William Dickinson, of Bedford County, Va., became one of our nation’s first economic and geographic pioneers.  He saw a potential business opportunity on the far side of the Allegheny Mountains in Kanawha County, Va., where he had heard that people were boiling brine from springs for the resulting salt.  In 1813 Dickinson invested in “salt properties” along the Kanawha River in the Appalachian Mountains and was making salt by 1817. The industry flourished in western Virginia and the town of Malden became “the salt making capital of the east”.

Today, two seventh-generation descendants of William Dickinson, siblings Nancy Bruns and Lewis
Payne, have reinvented this storied tradition, transforming the process by using natural and environmentally friendly concepts to produce small-batch finishing salt.
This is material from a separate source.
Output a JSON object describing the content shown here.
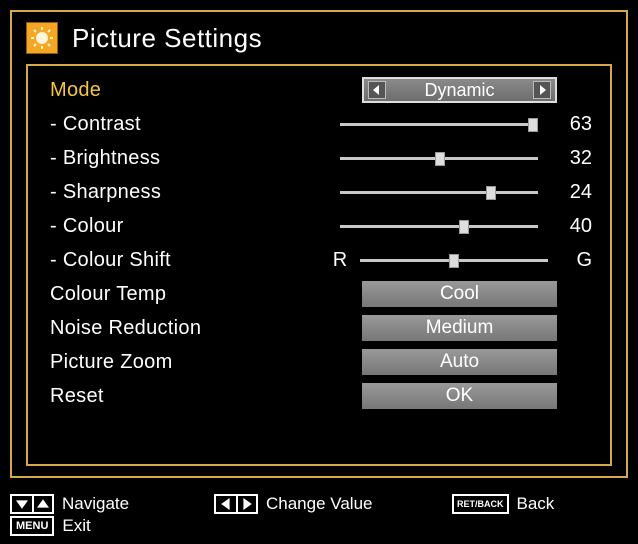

On the very same family farm where William Dickinson lived and made salt, Nancy and Lewis have recaptured salt from this pristine 400 million year old ancient sea below the Appalachian Mountains.  The brine is evaporated in special sun-houses and hand harvested, to create a perfect farm-to-table salt for any type of dish. Read more about our past in this History Tour of Old Malden.
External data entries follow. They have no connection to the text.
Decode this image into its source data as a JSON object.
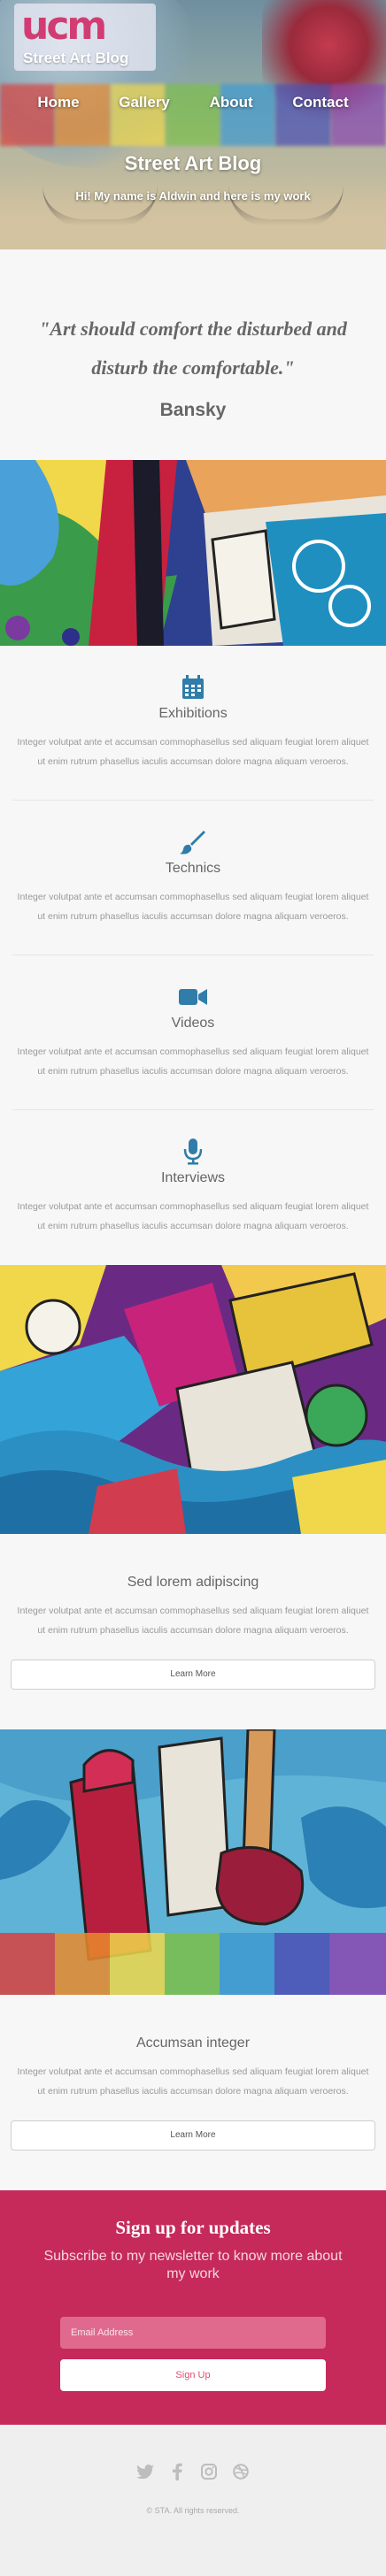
{
  "brand": {
    "mark": "ucm",
    "name": "Street Art Blog"
  },
  "nav": {
    "items": [
      {
        "label": "Home"
      },
      {
        "label": "Gallery"
      },
      {
        "label": "About"
      },
      {
        "label": "Contact"
      }
    ]
  },
  "hero": {
    "title": "Street Art Blog",
    "subtitle": "Hi! My name is Aldwin and here is my work"
  },
  "quote": {
    "text": "\"Art should comfort the disturbed and disturb the comfortable.\"",
    "author": "Bansky"
  },
  "features": [
    {
      "icon": "calendar-icon",
      "title": "Exhibitions",
      "text": "Integer volutpat ante et accumsan commophasellus sed aliquam feugiat lorem aliquet ut enim rutrum phasellus iaculis accumsan dolore magna aliquam veroeros."
    },
    {
      "icon": "brush-icon",
      "title": "Technics",
      "text": "Integer volutpat ante et accumsan commophasellus sed aliquam feugiat lorem aliquet ut enim rutrum phasellus iaculis accumsan dolore magna aliquam veroeros."
    },
    {
      "icon": "video-camera-icon",
      "title": "Videos",
      "text": "Integer volutpat ante et accumsan commophasellus sed aliquam feugiat lorem aliquet ut enim rutrum phasellus iaculis accumsan dolore magna aliquam veroeros."
    },
    {
      "icon": "microphone-icon",
      "title": "Interviews",
      "text": "Integer volutpat ante et accumsan commophasellus sed aliquam feugiat lorem aliquet ut enim rutrum phasellus iaculis accumsan dolore magna aliquam veroeros."
    }
  ],
  "posts": [
    {
      "title": "Sed lorem adipiscing",
      "text": "Integer volutpat ante et accumsan commophasellus sed aliquam feugiat lorem aliquet ut enim rutrum phasellus iaculis accumsan dolore magna aliquam veroeros.",
      "button": "Learn More"
    },
    {
      "title": "Accumsan integer",
      "text": "Integer volutpat ante et accumsan commophasellus sed aliquam feugiat lorem aliquet ut enim rutrum phasellus iaculis accumsan dolore magna aliquam veroeros.",
      "button": "Learn More"
    }
  ],
  "signup": {
    "title": "Sign up for updates",
    "subtitle": "Subscribe to my newsletter to know more about my work",
    "email_placeholder": "Email Address",
    "button": "Sign Up"
  },
  "footer": {
    "social_icons": [
      "twitter-icon",
      "facebook-icon",
      "instagram-icon",
      "dribbble-icon"
    ],
    "copyright": "© STA. All rights reserved."
  },
  "colors": {
    "accent": "#c52a5a",
    "icon_blue": "#2f7da8",
    "text_gray": "#666666"
  }
}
[caption id="attachment_448" align="alignleft" width="269"]Hand-written note from the J. Q. Dickinson company in 1882. Hand-written note from the J. Q. Dickinson Company in 1882.[/caption]